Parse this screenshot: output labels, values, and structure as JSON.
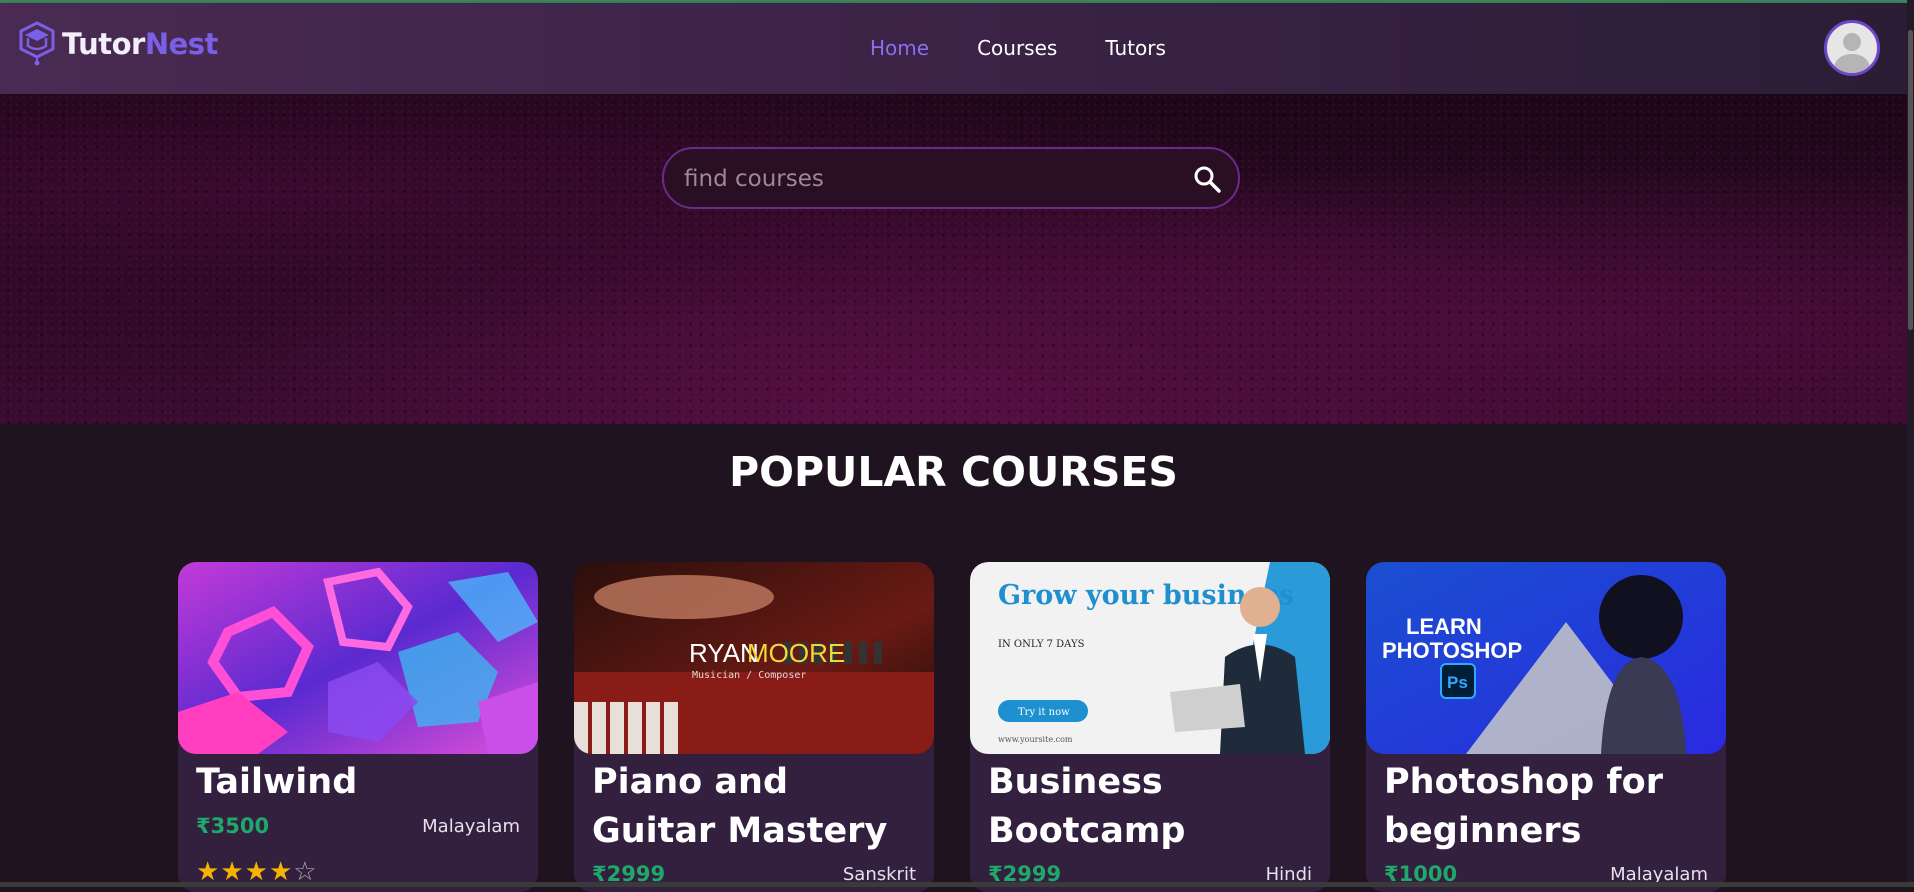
{
  "brand": {
    "part1": "Tutor",
    "part2": "Nest"
  },
  "nav": {
    "items": [
      "Home",
      "Courses",
      "Tutors"
    ],
    "active": "Home"
  },
  "search": {
    "placeholder": "find courses",
    "value": ""
  },
  "section": {
    "title": "POPULAR COURSES"
  },
  "courses": [
    {
      "title": "Tailwind",
      "price": "₹3500",
      "language": "Malayalam",
      "rating": 4,
      "max_rating": 5
    },
    {
      "title": "Piano and Guitar Mastery",
      "price": "₹2999",
      "language": "Sanskrit",
      "image_text": {
        "name_first": "RYAN",
        "name_last": "MOORE",
        "subtitle": "Musician / Composer"
      }
    },
    {
      "title": "Business Bootcamp",
      "price": "₹2999",
      "language": "Hindi",
      "image_text": {
        "headline": "Grow your business",
        "sub": "IN ONLY 7 DAYS",
        "button": "Try it now",
        "url": "www.yoursite.com"
      }
    },
    {
      "title": "Photoshop for beginners",
      "price": "₹1000",
      "language": "Malayalam",
      "image_text": {
        "headline1": "LEARN",
        "headline2": "PHOTOSHOP",
        "badge": "Ps"
      }
    }
  ],
  "colors": {
    "accent": "#7a60e6",
    "price": "#1ea86a",
    "star": "#f5b301",
    "card_bg": "#33203f",
    "page_bg": "#1f1320"
  }
}
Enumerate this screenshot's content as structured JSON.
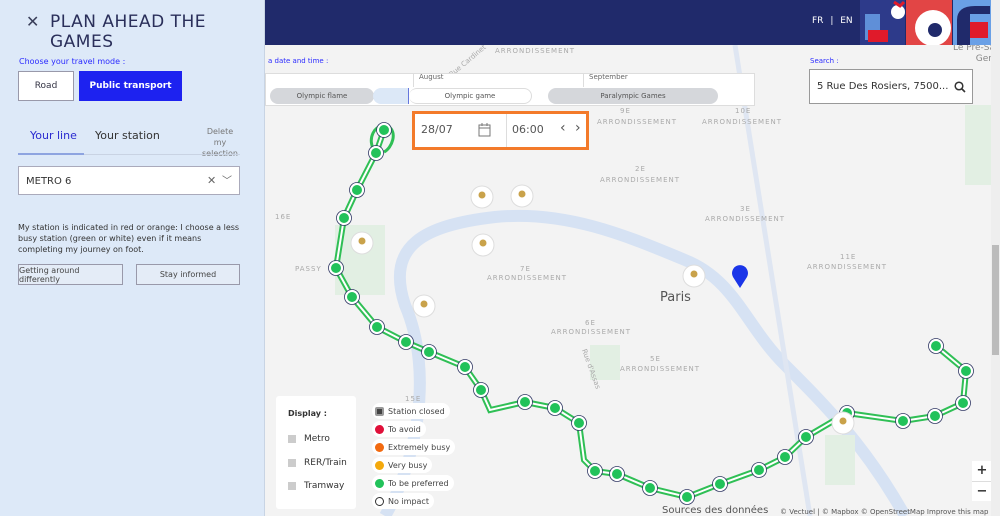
{
  "panel": {
    "title": "PLAN AHEAD THE GAMES",
    "mode_label": "Choose your travel mode :",
    "road": "Road",
    "public_transport": "Public transport",
    "tab_line": "Your line",
    "tab_station": "Your station",
    "delete": "Delete my selection",
    "line_value": "METRO 6",
    "info": "My station is indicated in red or orange: I choose a less busy station (green or white) even if it means completing my journey on foot.",
    "getting_around": "Getting around differently",
    "stay_informed": "Stay informed"
  },
  "header": {
    "lang_fr": "FR",
    "lang_sep": "|",
    "lang_en": "EN"
  },
  "timeline": {
    "label": "a date and time :",
    "months": [
      "August",
      "September"
    ],
    "periods": [
      "Olympic flame",
      "Olympic game",
      "Paralympic Games"
    ],
    "date": "28/07",
    "time": "06:00"
  },
  "search": {
    "label": "Search :",
    "value": "5 Rue Des Rosiers, 7500..."
  },
  "map": {
    "city": "Paris",
    "labels": [
      "ARRONDISSEMENT",
      "9E",
      "ARRONDISSEMENT",
      "10E",
      "ARRONDISSEMENT",
      "2E",
      "ARRONDISSEMENT",
      "3E",
      "ARRONDISSEMENT",
      "11E",
      "ARRONDISSEMENT",
      "16E",
      "PASSY",
      "7E",
      "ARRONDISSEMENT",
      "6E",
      "ARRONDISSEMENT",
      "5E",
      "ARRONDISSEMENT",
      "15E",
      "Le Pré-Saint-Gervais",
      "Rue d'Assas",
      "Rue Cardinet"
    ],
    "line_color": "#2fbf55"
  },
  "legend": {
    "display": "Display :",
    "toggles": [
      "Metro",
      "RER/Train",
      "Tramway"
    ],
    "statuses": [
      {
        "label": "Station closed",
        "color": "#444444"
      },
      {
        "label": "To avoid",
        "color": "#e0103a"
      },
      {
        "label": "Extremely busy",
        "color": "#f26a10"
      },
      {
        "label": "Very busy",
        "color": "#f4a90c"
      },
      {
        "label": "To be preferred",
        "color": "#22c25a"
      },
      {
        "label": "No impact",
        "color": "#ffffff"
      }
    ]
  },
  "attribution": {
    "sources": "Sources des données",
    "credits": "© Vectuel | © Mapbox © OpenStreetMap Improve this map"
  },
  "zoom": {
    "in": "+",
    "out": "−"
  }
}
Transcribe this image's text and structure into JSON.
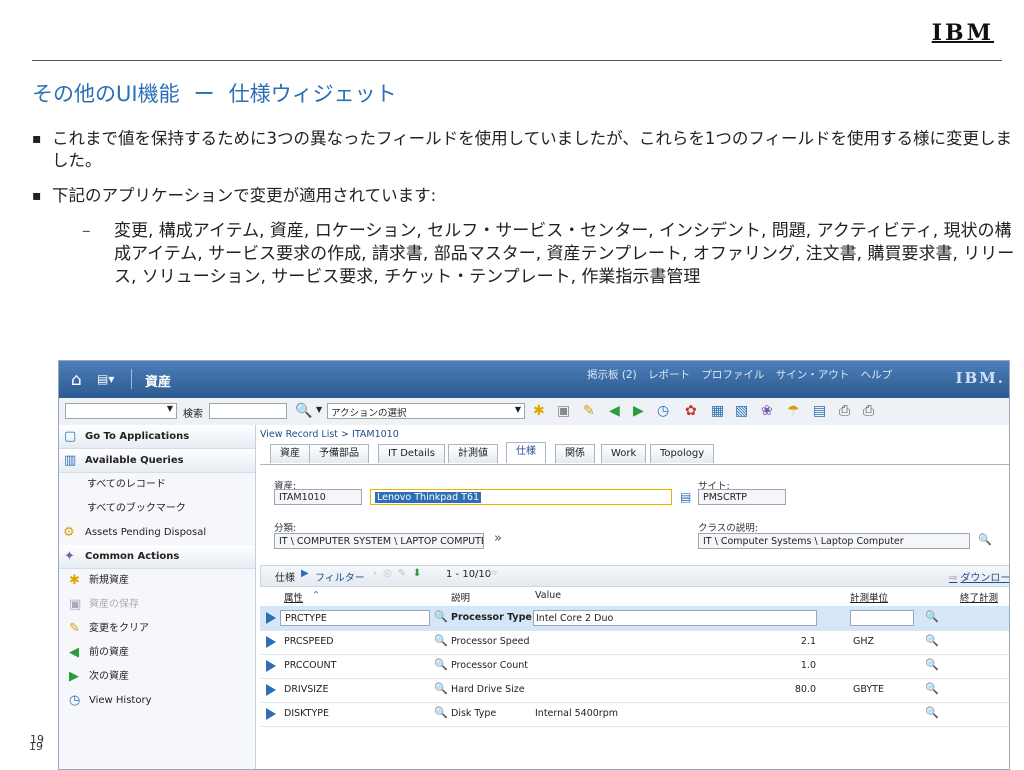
{
  "slide": {
    "logo": "IBM",
    "title_a": "その他のUI機能",
    "title_dash": "ー",
    "title_b": "仕様ウィジェット",
    "bullet1": "これまで値を保持するために3つの異なったフィールドを使用していましたが、これらを1つのフィールドを使用する様に変更しました。",
    "bullet2": "下記のアプリケーションで変更が適用されています:",
    "sub": "変更, 構成アイテム, 資産, ロケーション, セルフ・サービス・センター, インシデント, 問題, アクティビティ, 現状の構成アイテム, サービス要求の作成, 請求書, 部品マスター, 資産テンプレート, オファリング, 注文書, 購買要求書, リリース, ソリューション, サービス要求, チケット・テンプレート, 作業指示書管理",
    "page": "19"
  },
  "app": {
    "title": "資産",
    "header_links": [
      "掲示板 (2)",
      "レポート",
      "プロファイル",
      "サイン・アウト",
      "ヘルプ"
    ],
    "logo": "IBM.",
    "search_label": "検索",
    "action_select": "アクションの選択",
    "sidebar": {
      "go_to": "Go To Applications",
      "queries_head": "Available Queries",
      "query_all_records": "すべてのレコード",
      "query_all_bookmarks": "すべてのブックマーク",
      "query_pending": "Assets Pending Disposal",
      "actions_head": "Common Actions",
      "new_asset": "新規資産",
      "save_asset": "資産の保存",
      "clear": "変更をクリア",
      "prev": "前の資産",
      "next": "次の資産",
      "history": "View History"
    },
    "breadcrumb": "View Record List > ITAM1010",
    "tabs": [
      "資産",
      "予備部品",
      "IT Details",
      "計測値",
      "仕様",
      "関係",
      "Work",
      "Topology"
    ],
    "form": {
      "asset_label": "資産:",
      "asset_num": "ITAM1010",
      "asset_desc": "Lenovo Thinkpad T61",
      "site_label": "サイト:",
      "site": "PMSCRTP",
      "class_label": "分類:",
      "class": "IT \\ COMPUTER SYSTEM \\ LAPTOP COMPUTER",
      "class_desc_label": "クラスの説明:",
      "class_desc": "IT \\ Computer Systems \\ Laptop Computer"
    },
    "table": {
      "title": "仕様",
      "filter": "フィルター",
      "count": "1 - 10/10",
      "download": "ダウンロード",
      "headers": [
        "属性",
        "説明",
        "Value",
        "計測単位",
        "終了計測"
      ],
      "rows": [
        {
          "attr": "PRCTYPE",
          "desc": "Processor Type",
          "val": "Intel Core 2 Duo",
          "num": "",
          "unit": ""
        },
        {
          "attr": "PRCSPEED",
          "desc": "Processor Speed",
          "val": "",
          "num": "2.1",
          "unit": "GHZ"
        },
        {
          "attr": "PRCCOUNT",
          "desc": "Processor Count",
          "val": "",
          "num": "1.0",
          "unit": ""
        },
        {
          "attr": "DRIVSIZE",
          "desc": "Hard Drive Size",
          "val": "",
          "num": "80.0",
          "unit": "GBYTE"
        },
        {
          "attr": "DISKTYPE",
          "desc": "Disk Type",
          "val": "Internal 5400rpm",
          "num": "",
          "unit": ""
        }
      ]
    }
  }
}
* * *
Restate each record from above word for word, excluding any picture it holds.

■ **Reply**:
Parse this screenshot: output labels, values, and structure as JSON.
{
  "brand": {
    "part1": "Tutor",
    "part2": "Nest"
  },
  "nav": {
    "items": [
      "Home",
      "Courses",
      "Tutors"
    ],
    "active": "Home"
  },
  "search": {
    "placeholder": "find courses",
    "value": ""
  },
  "section": {
    "title": "POPULAR COURSES"
  },
  "courses": [
    {
      "title": "Tailwind",
      "price": "₹3500",
      "language": "Malayalam",
      "rating": 4,
      "max_rating": 5
    },
    {
      "title": "Piano and Guitar Mastery",
      "price": "₹2999",
      "language": "Sanskrit",
      "image_text": {
        "name_first": "RYAN",
        "name_last": "MOORE",
        "subtitle": "Musician / Composer"
      }
    },
    {
      "title": "Business Bootcamp",
      "price": "₹2999",
      "language": "Hindi",
      "image_text": {
        "headline": "Grow your business",
        "sub": "IN ONLY 7 DAYS",
        "button": "Try it now",
        "url": "www.yoursite.com"
      }
    },
    {
      "title": "Photoshop for beginners",
      "price": "₹1000",
      "language": "Malayalam",
      "image_text": {
        "headline1": "LEARN",
        "headline2": "PHOTOSHOP",
        "badge": "Ps"
      }
    }
  ],
  "colors": {
    "accent": "#7a60e6",
    "price": "#1ea86a",
    "star": "#f5b301",
    "card_bg": "#33203f",
    "page_bg": "#1f1320"
  }
}
Enumerate this screenshot's content as structured JSON.
{
  "panel": {
    "title": "PLAN AHEAD THE GAMES",
    "mode_label": "Choose your travel mode :",
    "road": "Road",
    "public_transport": "Public transport",
    "tab_line": "Your line",
    "tab_station": "Your station",
    "delete": "Delete my selection",
    "line_value": "METRO 6",
    "info": "My station is indicated in red or orange: I choose a less busy station (green or white) even if it means completing my journey on foot.",
    "getting_around": "Getting around differently",
    "stay_informed": "Stay informed"
  },
  "header": {
    "lang_fr": "FR",
    "lang_sep": "|",
    "lang_en": "EN"
  },
  "timeline": {
    "label": "a date and time :",
    "months": [
      "August",
      "September"
    ],
    "periods": [
      "Olympic flame",
      "Olympic game",
      "Paralympic Games"
    ],
    "date": "28/07",
    "time": "06:00"
  },
  "search": {
    "label": "Search :",
    "value": "5 Rue Des Rosiers, 7500..."
  },
  "map": {
    "city": "Paris",
    "labels": [
      "ARRONDISSEMENT",
      "9E",
      "ARRONDISSEMENT",
      "10E",
      "ARRONDISSEMENT",
      "2E",
      "ARRONDISSEMENT",
      "3E",
      "ARRONDISSEMENT",
      "11E",
      "ARRONDISSEMENT",
      "16E",
      "PASSY",
      "7E",
      "ARRONDISSEMENT",
      "6E",
      "ARRONDISSEMENT",
      "5E",
      "ARRONDISSEMENT",
      "15E",
      "Le Pré-Saint-Gervais",
      "Rue d'Assas",
      "Rue Cardinet"
    ],
    "line_color": "#2fbf55"
  },
  "legend": {
    "display": "Display :",
    "toggles": [
      "Metro",
      "RER/Train",
      "Tramway"
    ],
    "statuses": [
      {
        "label": "Station closed",
        "color": "#444444"
      },
      {
        "label": "To avoid",
        "color": "#e0103a"
      },
      {
        "label": "Extremely busy",
        "color": "#f26a10"
      },
      {
        "label": "Very busy",
        "color": "#f4a90c"
      },
      {
        "label": "To be preferred",
        "color": "#22c25a"
      },
      {
        "label": "No impact",
        "color": "#ffffff"
      }
    ]
  },
  "attribution": {
    "sources": "Sources des données",
    "credits": "© Vectuel | © Mapbox © OpenStreetMap Improve this map"
  },
  "zoom": {
    "in": "+",
    "out": "−"
  }
}
Transcribe this image's text and structure into JSON.
{
  "slide": {
    "logo": "IBM",
    "title_a": "その他のUI機能",
    "title_dash": "ー",
    "title_b": "仕様ウィジェット",
    "bullet1": "これまで値を保持するために3つの異なったフィールドを使用していましたが、これらを1つのフィールドを使用する様に変更しました。",
    "bullet2": "下記のアプリケーションで変更が適用されています:",
    "sub": "変更, 構成アイテム, 資産, ロケーション, セルフ・サービス・センター, インシデント, 問題, アクティビティ, 現状の構成アイテム, サービス要求の作成, 請求書, 部品マスター, 資産テンプレート, オファリング, 注文書, 購買要求書, リリース, ソリューション, サービス要求, チケット・テンプレート, 作業指示書管理",
    "page": "19"
  },
  "app": {
    "title": "資産",
    "header_links": [
      "掲示板 (2)",
      "レポート",
      "プロファイル",
      "サイン・アウト",
      "ヘルプ"
    ],
    "logo": "IBM.",
    "search_label": "検索",
    "action_select": "アクションの選択",
    "sidebar": {
      "go_to": "Go To Applications",
      "queries_head": "Available Queries",
      "query_all_records": "すべてのレコード",
      "query_all_bookmarks": "すべてのブックマーク",
      "query_pending": "Assets Pending Disposal",
      "actions_head": "Common Actions",
      "new_asset": "新規資産",
      "save_asset": "資産の保存",
      "clear": "変更をクリア",
      "prev": "前の資産",
      "next": "次の資産",
      "history": "View History"
    },
    "breadcrumb": "View Record List > ITAM1010",
    "tabs": [
      "資産",
      "予備部品",
      "IT Details",
      "計測値",
      "仕様",
      "関係",
      "Work",
      "Topology"
    ],
    "form": {
      "asset_label": "資産:",
      "asset_num": "ITAM1010",
      "asset_desc": "Lenovo Thinkpad T61",
      "site_label": "サイト:",
      "site": "PMSCRTP",
      "class_label": "分類:",
      "class": "IT \\ COMPUTER SYSTEM \\ LAPTOP COMPUTER",
      "class_desc_label": "クラスの説明:",
      "class_desc": "IT \\ Computer Systems \\ Laptop Computer"
    },
    "table": {
      "title": "仕様",
      "filter": "フィルター",
      "count": "1 - 10/10",
      "download": "ダウンロード",
      "headers": [
        "属性",
        "説明",
        "Value",
        "計測単位",
        "終了計測"
      ],
      "rows": [
        {
          "attr": "PRCTYPE",
          "desc": "Processor Type",
          "val": "Intel Core 2 Duo",
          "num": "",
          "unit": ""
        },
        {
          "attr": "PRCSPEED",
          "desc": "Processor Speed",
          "val": "",
          "num": "2.1",
          "unit": "GHZ"
        },
        {
          "attr": "PRCCOUNT",
          "desc": "Processor Count",
          "val": "",
          "num": "1.0",
          "unit": ""
        },
        {
          "attr": "DRIVSIZE",
          "desc": "Hard Drive Size",
          "val": "",
          "num": "80.0",
          "unit": "GBYTE"
        },
        {
          "attr": "DISKTYPE",
          "desc": "Disk Type",
          "val": "Internal 5400rpm",
          "num": "",
          "unit": ""
        }
      ]
    }
  }
}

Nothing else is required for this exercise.